## [SUPPLIED DATA]
= = = = = = =
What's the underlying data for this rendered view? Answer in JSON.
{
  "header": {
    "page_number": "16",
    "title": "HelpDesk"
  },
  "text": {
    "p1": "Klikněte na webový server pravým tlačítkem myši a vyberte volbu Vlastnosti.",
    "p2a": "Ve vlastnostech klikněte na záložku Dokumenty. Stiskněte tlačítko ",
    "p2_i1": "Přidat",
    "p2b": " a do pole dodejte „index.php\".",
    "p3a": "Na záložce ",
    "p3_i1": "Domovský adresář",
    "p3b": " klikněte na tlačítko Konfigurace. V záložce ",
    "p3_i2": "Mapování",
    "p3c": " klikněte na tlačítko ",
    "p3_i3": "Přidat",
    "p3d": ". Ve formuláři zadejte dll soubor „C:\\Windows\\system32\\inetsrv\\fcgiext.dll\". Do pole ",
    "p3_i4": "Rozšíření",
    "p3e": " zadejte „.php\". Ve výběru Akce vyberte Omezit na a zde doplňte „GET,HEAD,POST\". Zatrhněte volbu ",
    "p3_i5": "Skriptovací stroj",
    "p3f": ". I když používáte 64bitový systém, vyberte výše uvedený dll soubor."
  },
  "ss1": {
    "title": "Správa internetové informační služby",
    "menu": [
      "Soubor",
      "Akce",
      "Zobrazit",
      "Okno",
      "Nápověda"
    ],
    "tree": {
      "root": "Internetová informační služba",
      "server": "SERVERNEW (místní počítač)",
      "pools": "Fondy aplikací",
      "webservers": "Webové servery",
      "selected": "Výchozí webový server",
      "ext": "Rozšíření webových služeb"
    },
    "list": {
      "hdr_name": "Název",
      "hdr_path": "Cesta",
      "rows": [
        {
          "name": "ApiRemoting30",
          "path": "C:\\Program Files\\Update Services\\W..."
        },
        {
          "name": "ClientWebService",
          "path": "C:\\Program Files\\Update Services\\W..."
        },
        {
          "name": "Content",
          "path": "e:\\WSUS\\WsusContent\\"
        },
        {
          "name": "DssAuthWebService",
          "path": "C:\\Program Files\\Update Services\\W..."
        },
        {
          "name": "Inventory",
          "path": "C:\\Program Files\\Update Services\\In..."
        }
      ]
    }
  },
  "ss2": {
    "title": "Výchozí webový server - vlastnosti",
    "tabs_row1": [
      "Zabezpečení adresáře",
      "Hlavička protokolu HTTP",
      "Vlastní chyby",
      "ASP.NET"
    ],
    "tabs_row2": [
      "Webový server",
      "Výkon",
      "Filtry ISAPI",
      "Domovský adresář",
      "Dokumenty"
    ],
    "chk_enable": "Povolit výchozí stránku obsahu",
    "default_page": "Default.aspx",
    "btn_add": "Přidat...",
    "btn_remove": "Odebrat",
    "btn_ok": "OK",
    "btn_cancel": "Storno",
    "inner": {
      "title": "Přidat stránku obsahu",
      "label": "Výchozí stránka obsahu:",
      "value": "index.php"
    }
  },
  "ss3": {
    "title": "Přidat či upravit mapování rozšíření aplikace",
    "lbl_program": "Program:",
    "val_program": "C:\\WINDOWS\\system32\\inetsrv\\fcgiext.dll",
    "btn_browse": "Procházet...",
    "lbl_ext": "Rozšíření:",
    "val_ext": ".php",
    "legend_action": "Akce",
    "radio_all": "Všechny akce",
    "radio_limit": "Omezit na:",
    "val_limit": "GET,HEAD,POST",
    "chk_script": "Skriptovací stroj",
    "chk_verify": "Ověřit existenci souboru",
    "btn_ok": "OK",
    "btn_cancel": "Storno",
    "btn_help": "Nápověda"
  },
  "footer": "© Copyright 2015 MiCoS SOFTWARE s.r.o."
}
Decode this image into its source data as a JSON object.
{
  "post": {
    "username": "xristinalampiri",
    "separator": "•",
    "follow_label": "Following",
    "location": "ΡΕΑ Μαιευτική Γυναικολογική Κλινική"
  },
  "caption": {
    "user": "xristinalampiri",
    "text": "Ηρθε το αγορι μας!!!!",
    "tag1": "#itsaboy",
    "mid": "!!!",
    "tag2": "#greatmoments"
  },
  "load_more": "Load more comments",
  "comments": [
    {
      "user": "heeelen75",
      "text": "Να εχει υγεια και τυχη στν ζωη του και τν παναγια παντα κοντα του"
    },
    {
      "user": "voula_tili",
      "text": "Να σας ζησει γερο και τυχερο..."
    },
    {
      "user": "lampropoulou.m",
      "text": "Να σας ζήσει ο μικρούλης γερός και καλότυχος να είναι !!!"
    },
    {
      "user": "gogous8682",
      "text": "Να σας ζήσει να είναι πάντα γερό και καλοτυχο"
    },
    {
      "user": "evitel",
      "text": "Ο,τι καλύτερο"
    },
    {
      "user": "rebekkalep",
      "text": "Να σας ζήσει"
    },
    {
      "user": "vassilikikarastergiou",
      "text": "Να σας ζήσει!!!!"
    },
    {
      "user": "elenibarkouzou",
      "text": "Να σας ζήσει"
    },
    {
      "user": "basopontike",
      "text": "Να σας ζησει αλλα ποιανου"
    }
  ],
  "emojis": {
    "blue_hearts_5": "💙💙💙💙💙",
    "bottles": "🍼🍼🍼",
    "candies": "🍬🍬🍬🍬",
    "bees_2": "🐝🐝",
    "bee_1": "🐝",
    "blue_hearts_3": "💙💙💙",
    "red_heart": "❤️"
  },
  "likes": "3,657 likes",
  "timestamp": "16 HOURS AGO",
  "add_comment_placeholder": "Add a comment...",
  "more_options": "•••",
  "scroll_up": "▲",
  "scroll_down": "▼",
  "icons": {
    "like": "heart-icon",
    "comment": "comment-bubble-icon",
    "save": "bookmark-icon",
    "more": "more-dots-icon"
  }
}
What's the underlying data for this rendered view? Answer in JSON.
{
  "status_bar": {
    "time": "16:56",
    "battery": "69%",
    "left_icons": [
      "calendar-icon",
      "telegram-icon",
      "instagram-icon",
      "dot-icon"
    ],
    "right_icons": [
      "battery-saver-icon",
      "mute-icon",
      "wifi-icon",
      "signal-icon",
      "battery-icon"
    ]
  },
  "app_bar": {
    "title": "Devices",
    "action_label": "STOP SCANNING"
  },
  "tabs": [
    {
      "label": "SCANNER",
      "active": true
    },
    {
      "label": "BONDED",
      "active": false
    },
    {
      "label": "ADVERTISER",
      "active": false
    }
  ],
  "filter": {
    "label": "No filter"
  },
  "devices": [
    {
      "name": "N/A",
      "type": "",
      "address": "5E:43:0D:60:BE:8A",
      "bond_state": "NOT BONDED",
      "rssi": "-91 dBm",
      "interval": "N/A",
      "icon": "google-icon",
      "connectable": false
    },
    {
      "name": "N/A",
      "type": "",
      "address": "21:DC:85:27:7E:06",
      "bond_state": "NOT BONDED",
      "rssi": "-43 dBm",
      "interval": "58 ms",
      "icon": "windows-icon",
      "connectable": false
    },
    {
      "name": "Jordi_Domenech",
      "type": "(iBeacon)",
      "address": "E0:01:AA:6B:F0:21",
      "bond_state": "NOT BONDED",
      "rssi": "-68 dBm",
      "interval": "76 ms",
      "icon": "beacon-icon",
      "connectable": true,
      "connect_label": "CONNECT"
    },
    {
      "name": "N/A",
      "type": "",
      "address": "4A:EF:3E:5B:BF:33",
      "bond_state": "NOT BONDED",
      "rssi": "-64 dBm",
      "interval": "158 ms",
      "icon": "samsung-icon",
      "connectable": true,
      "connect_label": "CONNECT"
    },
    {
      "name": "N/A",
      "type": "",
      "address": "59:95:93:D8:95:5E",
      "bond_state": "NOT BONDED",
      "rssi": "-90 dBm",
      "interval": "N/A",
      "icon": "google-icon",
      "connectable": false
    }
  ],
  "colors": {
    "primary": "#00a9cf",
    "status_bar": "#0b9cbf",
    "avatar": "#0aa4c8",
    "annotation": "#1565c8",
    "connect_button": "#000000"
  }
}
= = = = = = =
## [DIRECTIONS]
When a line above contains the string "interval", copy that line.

## [SOLUTION TO THIS TASK]
      "interval": "N/A",
      "interval": "58 ms",
      "interval": "76 ms",
      "interval": "158 ms",
      "interval": "N/A",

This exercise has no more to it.